Citing the fact that 47% of CEOs feel talent-related concerns are their most important business problem (from the Greenhouse 2019 Workplace Intelligence Report), Lars explains that the business value of recruiting is clear. “You have very little chance of success as a business without the ability to attract and hire great talent.”
In this chapter, Lars seamlessly blends the strategic and tactical. He makes the case for employer brand while also making it clear that this does not mean ping pong tables and cold brew on tap. He shares tips for writing job descriptions “that don’t suck” and taking a more inclusive approach to recruiting. Lars also explores candidate experience and how recruiters can take on a more advisory role to their hiring managers.
How are you redefining HR?
Many of the topics and stories in Redefining HR will feel familiar because Lars has tapped so many forward-thinking people in the HR space, including numerous Greenhouse partners and customers. While Lars shies away from using the term “best practices” (he prefers “proven practices”), his book is full of inspiring anecdotes and actionable steps you can take at your own company.
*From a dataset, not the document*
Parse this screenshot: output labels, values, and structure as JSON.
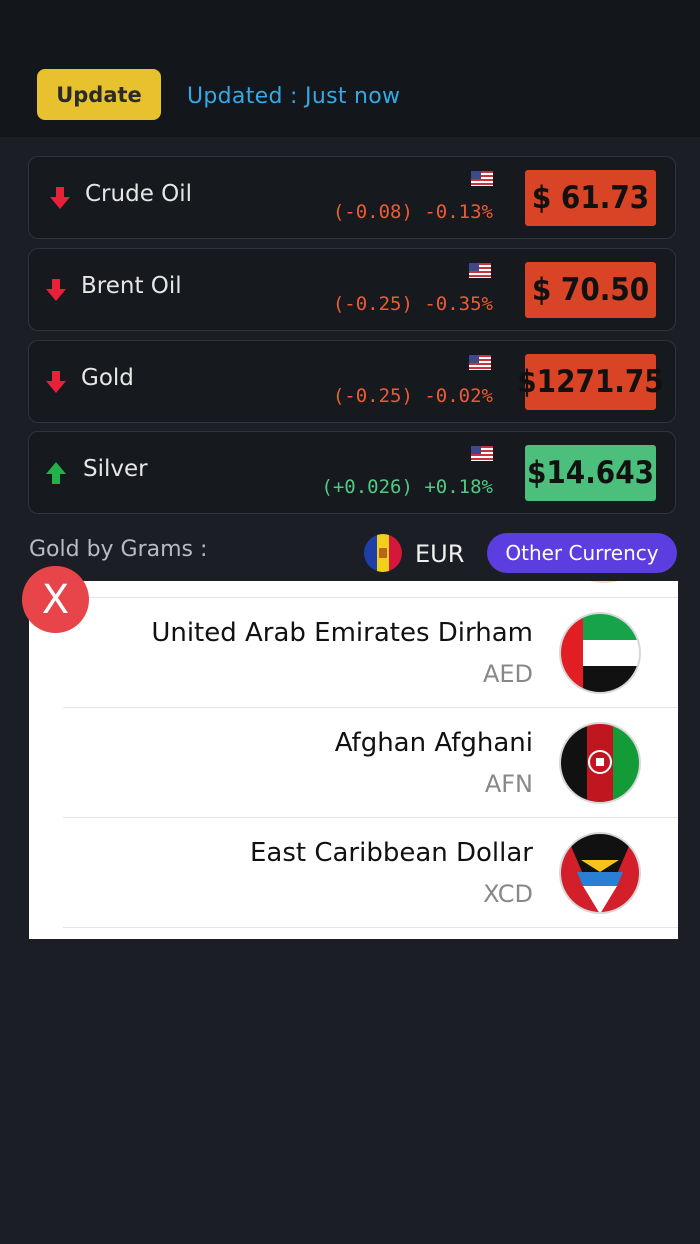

It’s clear that Lars doesn’t just want readers to think about redefining HR – he wants them to go out and do it.
Get the transformational book, Redefining HR, today.